POULTNEY — Town manager Paul Donaldson serves as the animal control officer, the town manager, zoning administrator and more for the town of Poultney, so it stands to reason why the town is hoping to hire an economic development coordinator to organize the five committees formed to help revitalize the town.
Fortunately, the Rutland Regional Planning Commission has helped secured a $45,000 USDA Enterprise Grant for the town to hire one, something that’s never been done before.
“It’s really exciting,” said Ed Bove, executive director of the Rutland Regional Planning Commission. “I know the USDA is tied to that college in many ways, so it was in their best interest to get someone in town to do this work. It’s just for Poultney.”
Bove said the town applied for the grant in March and agreed to match it by 50%, contributing $15,000 to the original $30,000 applied for.
But the RRPC has traditionally filed for grants regarding infrastructure, water and sewer, and other municipal facilities, whereas this grant is to pay for the services of a person or a firm.
“We’ve never done this before to help a town economically,” Bove said. “I literally went door to door getting letters of support for this. To actually see it funded is great for the town.”
Select Board Chairman Jeff King said after the closure of Green Mountain College, the town didn’t skip a beat and began forming committees of local residents to oversee municipal projects to make Poultney more attractive to business owners and tourists.
Five committees are now organizing efforts to revamp downtown, focus on publicizing and improving town recreation, work with employees, energize efforts to bring a bank back into town and acquire broadband internet from Poultney High School all the way down to the Green Mountain College campus.
King said among many other projects — including connecting the Slate Valley Trails to the Rail Trail in town — the Select Board is formulating a job description to publish for the Economic Development Coordinator position.
“Everything is going to take time,” King said. “But the state has been working exceptionally well on this.
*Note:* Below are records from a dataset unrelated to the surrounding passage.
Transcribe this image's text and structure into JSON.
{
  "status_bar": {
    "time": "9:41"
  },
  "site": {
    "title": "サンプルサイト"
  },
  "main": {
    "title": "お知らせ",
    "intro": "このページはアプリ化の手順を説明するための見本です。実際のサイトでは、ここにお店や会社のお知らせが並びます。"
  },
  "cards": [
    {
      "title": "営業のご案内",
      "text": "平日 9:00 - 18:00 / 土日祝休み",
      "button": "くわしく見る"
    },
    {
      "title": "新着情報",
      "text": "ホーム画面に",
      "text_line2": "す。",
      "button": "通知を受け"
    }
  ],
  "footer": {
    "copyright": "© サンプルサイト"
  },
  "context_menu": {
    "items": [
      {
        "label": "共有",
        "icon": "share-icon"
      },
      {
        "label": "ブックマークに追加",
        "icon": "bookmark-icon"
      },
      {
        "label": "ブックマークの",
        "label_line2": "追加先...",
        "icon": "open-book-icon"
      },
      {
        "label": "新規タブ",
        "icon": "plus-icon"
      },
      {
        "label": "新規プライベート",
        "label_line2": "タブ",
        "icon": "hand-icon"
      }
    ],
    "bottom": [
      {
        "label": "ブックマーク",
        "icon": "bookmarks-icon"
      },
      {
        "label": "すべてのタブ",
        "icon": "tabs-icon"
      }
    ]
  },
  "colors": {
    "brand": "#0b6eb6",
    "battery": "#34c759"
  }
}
I’m starting to think the state wants business in Vermont. It’s generally hard to keep a business in here.”
After Green Mountain College was vacated late last month, King said he made it a point to ask local businesses, such as Shaw’s, how businesses were surviving. He said he’s received promising responses so far.
“Williams Hardware is still going strong,” King said. “Taco Experiment is coming along pretty well, and they have some excellent tacos. ... There’s always people in the Full Belly Deli. ... I think Poultney will sustain pretty well.”
King said there are even businesses hoping to move into town, including a couple from Middletown Springs who would like to bring an industrial flour mill to Poultney, murmurings of a bakery and a strengthening desire to bring a pharmacy back to town.
Slate Valley Trails continues to expand and give the town more hope for becoming a destination for outdoor enthusiasts, King said, and looked to Burke Mountain in East Burke as a long-term goal of how to rebrand the town as another hub for mountain bikers.
Given the buyer’s market status of the real estate sector, King said even house sales are going smoothly and more people are moving in.
“There was one house purchased outside the village, and former selectman Tom Coloutti moved to Pennsylvania with his family. His house was sold pretty quickly. ... I don’t see too many problems here.”
A booster for the spirit of Poultney, King said after the townwide grief about Green Mountain College closing settled, the residents didn’t stop: They banded together, met every occasion they could and focused on how to keep the town they loved alive and growing.
“It’s a very pleasant town, Poultney,” King said. “There’s a lot of really good people in this town. When you get 300 people in these meetings with the state, you know they’re still engaged.”
But given the 12-month grant period indicated in the application, Poultney will need to act fast to find someone to organize the troops, but Poultney’s traditional development pattern and strong bones make it a particularly advantageous location for expansion.
“It’s already set up to do something,” Bove said. “I think it is looking bright.”